[Entries from a dataset of interfaces]
= = = = =
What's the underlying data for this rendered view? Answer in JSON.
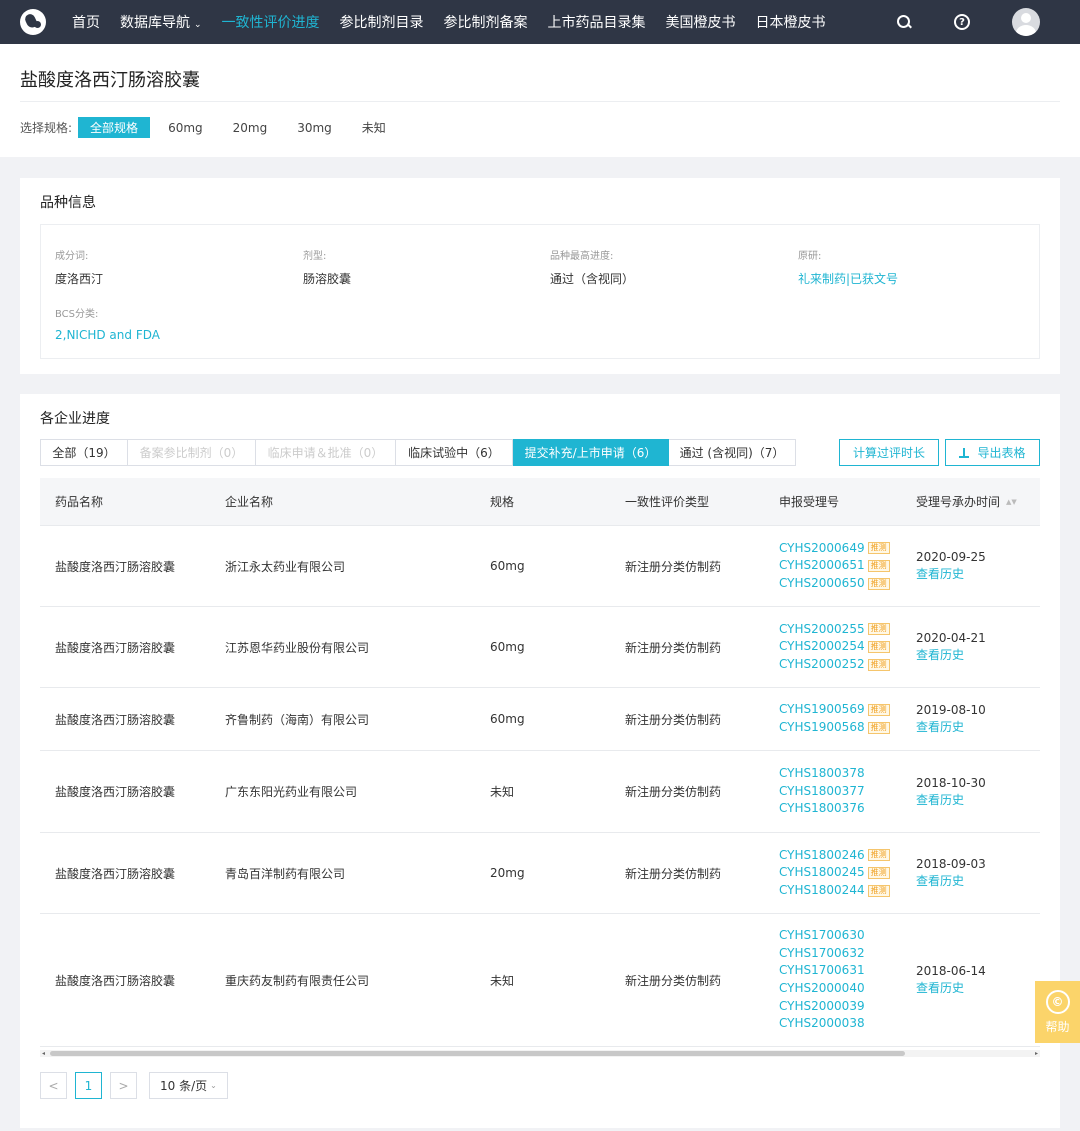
{
  "nav": {
    "items": [
      {
        "label": "首页",
        "active": false
      },
      {
        "label": "数据库导航",
        "active": false,
        "dropdown": true
      },
      {
        "label": "一致性评价进度",
        "active": true
      },
      {
        "label": "参比制剂目录",
        "active": false
      },
      {
        "label": "参比制剂备案",
        "active": false
      },
      {
        "label": "上市药品目录集",
        "active": false
      },
      {
        "label": "美国橙皮书",
        "active": false
      },
      {
        "label": "日本橙皮书",
        "active": false
      }
    ],
    "caret": "⌄",
    "help_glyph": "?",
    "icons": [
      "search-icon",
      "help-icon",
      "avatar"
    ]
  },
  "page": {
    "title": "盐酸度洛西汀肠溶胶囊",
    "spec_label": "选择规格:",
    "spec_options": [
      "全部规格",
      "60mg",
      "20mg",
      "30mg",
      "未知"
    ],
    "spec_selected": 0
  },
  "info": {
    "title": "品种信息",
    "fields": [
      {
        "label": "成分词:",
        "value": "度洛西汀",
        "link": false
      },
      {
        "label": "剂型:",
        "value": "肠溶胶囊",
        "link": false
      },
      {
        "label": "品种最高进度:",
        "value": "通过（含视同）",
        "link": false
      },
      {
        "label": "原研:",
        "value": "礼来制药|已获文号",
        "link": true
      },
      {
        "label": "BCS分类:",
        "value": "2,NICHD and FDA",
        "link": true
      }
    ]
  },
  "progress": {
    "title": "各企业进度",
    "tabs": [
      {
        "label": "全部（19）",
        "state": "normal"
      },
      {
        "label": "备案参比制剂（0）",
        "state": "disabled"
      },
      {
        "label": "临床申请＆批准（0）",
        "state": "disabled"
      },
      {
        "label": "临床试验中（6）",
        "state": "normal"
      },
      {
        "label": "提交补充/上市申请（6）",
        "state": "active"
      },
      {
        "label": "通过 (含视同)（7）",
        "state": "normal"
      }
    ],
    "btn_calc": "计算过评时长",
    "btn_export": "导出表格",
    "columns": [
      "药品名称",
      "企业名称",
      "规格",
      "一致性评价类型",
      "申报受理号",
      "受理号承办时间"
    ],
    "sort_glyph": "▲▼",
    "tag_label": "推测",
    "history_label": "查看历史",
    "rows": [
      {
        "drug": "盐酸度洛西汀肠溶胶囊",
        "company": "浙江永太药业有限公司",
        "spec": "60mg",
        "type": "新注册分类仿制药",
        "numbers": [
          {
            "no": "CYHS2000649",
            "tag": true
          },
          {
            "no": "CYHS2000651",
            "tag": true
          },
          {
            "no": "CYHS2000650",
            "tag": true
          }
        ],
        "date": "2020-09-25"
      },
      {
        "drug": "盐酸度洛西汀肠溶胶囊",
        "company": "江苏恩华药业股份有限公司",
        "spec": "60mg",
        "type": "新注册分类仿制药",
        "numbers": [
          {
            "no": "CYHS2000255",
            "tag": true
          },
          {
            "no": "CYHS2000254",
            "tag": true
          },
          {
            "no": "CYHS2000252",
            "tag": true
          }
        ],
        "date": "2020-04-21"
      },
      {
        "drug": "盐酸度洛西汀肠溶胶囊",
        "company": "齐鲁制药（海南）有限公司",
        "spec": "60mg",
        "type": "新注册分类仿制药",
        "numbers": [
          {
            "no": "CYHS1900569",
            "tag": true
          },
          {
            "no": "CYHS1900568",
            "tag": true
          }
        ],
        "date": "2019-08-10"
      },
      {
        "drug": "盐酸度洛西汀肠溶胶囊",
        "company": "广东东阳光药业有限公司",
        "spec": "未知",
        "type": "新注册分类仿制药",
        "numbers": [
          {
            "no": "CYHS1800378",
            "tag": false
          },
          {
            "no": "CYHS1800377",
            "tag": false
          },
          {
            "no": "CYHS1800376",
            "tag": false
          }
        ],
        "date": "2018-10-30"
      },
      {
        "drug": "盐酸度洛西汀肠溶胶囊",
        "company": "青岛百洋制药有限公司",
        "spec": "20mg",
        "type": "新注册分类仿制药",
        "numbers": [
          {
            "no": "CYHS1800246",
            "tag": true
          },
          {
            "no": "CYHS1800245",
            "tag": true
          },
          {
            "no": "CYHS1800244",
            "tag": true
          }
        ],
        "date": "2018-09-03"
      },
      {
        "drug": "盐酸度洛西汀肠溶胶囊",
        "company": "重庆药友制药有限责任公司",
        "spec": "未知",
        "type": "新注册分类仿制药",
        "numbers": [
          {
            "no": "CYHS1700630",
            "tag": false
          },
          {
            "no": "CYHS1700632",
            "tag": false
          },
          {
            "no": "CYHS1700631",
            "tag": false
          },
          {
            "no": "CYHS2000040",
            "tag": false
          },
          {
            "no": "CYHS2000039",
            "tag": false
          },
          {
            "no": "CYHS2000038",
            "tag": false
          }
        ],
        "date": "2018-06-14"
      }
    ]
  },
  "pager": {
    "prev": "<",
    "current": "1",
    "next": ">",
    "page_size": "10 条/页",
    "caret": "⌄"
  },
  "scrollbar": {
    "left": "◂",
    "right": "▸"
  },
  "help_float": {
    "glyph": "©",
    "label": "帮助"
  },
  "colors": {
    "accent": "#1fb5d2",
    "nav_bg": "#2f3645",
    "tag": "#f0a020",
    "help_bg": "#fbd46a"
  }
}
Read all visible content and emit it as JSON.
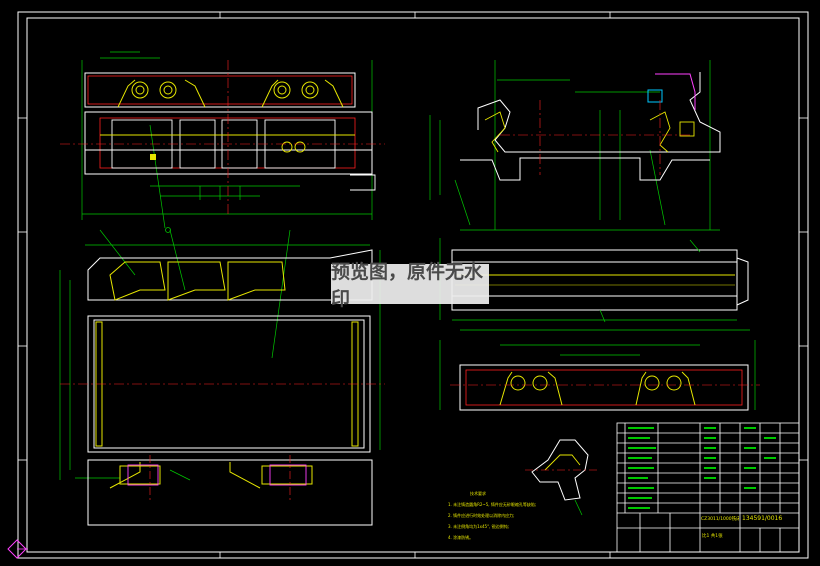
{
  "watermark": {
    "text": "预览图，原件无水印"
  },
  "notes": {
    "heading": "技术要求",
    "items": [
      "1. 未注铸造圆角R2~5, 铸件应无砂眼缩孔等缺陷;",
      "2. 铸件应进行时效处理以消除内应力;",
      "3. 未注倒角均为1x45°, 锐边倒钝;",
      "4. 涂漆防锈。"
    ]
  },
  "title_block": {
    "drawing_name": "CZ3011/1000铣床床身",
    "drawing_code": "134591/0016",
    "sheet_label": "比1 共1张"
  },
  "colors": {
    "background": "#000000",
    "outline": "#ffffff",
    "green": "#00c800",
    "yellow": "#e6e600",
    "red": "#ff2020",
    "cyan": "#00c8ff",
    "magenta": "#ff40ff"
  }
}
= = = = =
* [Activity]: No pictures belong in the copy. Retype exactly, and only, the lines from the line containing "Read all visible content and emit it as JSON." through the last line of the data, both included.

* [Exercise solution]:
Read all visible content and emit it as JSON.
{
  "watermark": {
    "text": "预览图，原件无水印"
  },
  "notes": {
    "heading": "技术要求",
    "items": [
      "1. 未注铸造圆角R2~5, 铸件应无砂眼缩孔等缺陷;",
      "2. 铸件应进行时效处理以消除内应力;",
      "3. 未注倒角均为1x45°, 锐边倒钝;",
      "4. 涂漆防锈。"
    ]
  },
  "title_block": {
    "drawing_name": "CZ3011/1000铣床床身",
    "drawing_code": "134591/0016",
    "sheet_label": "比1 共1张"
  },
  "colors": {
    "background": "#000000",
    "outline": "#ffffff",
    "green": "#00c800",
    "yellow": "#e6e600",
    "red": "#ff2020",
    "cyan": "#00c8ff",
    "magenta": "#ff40ff"
  }
}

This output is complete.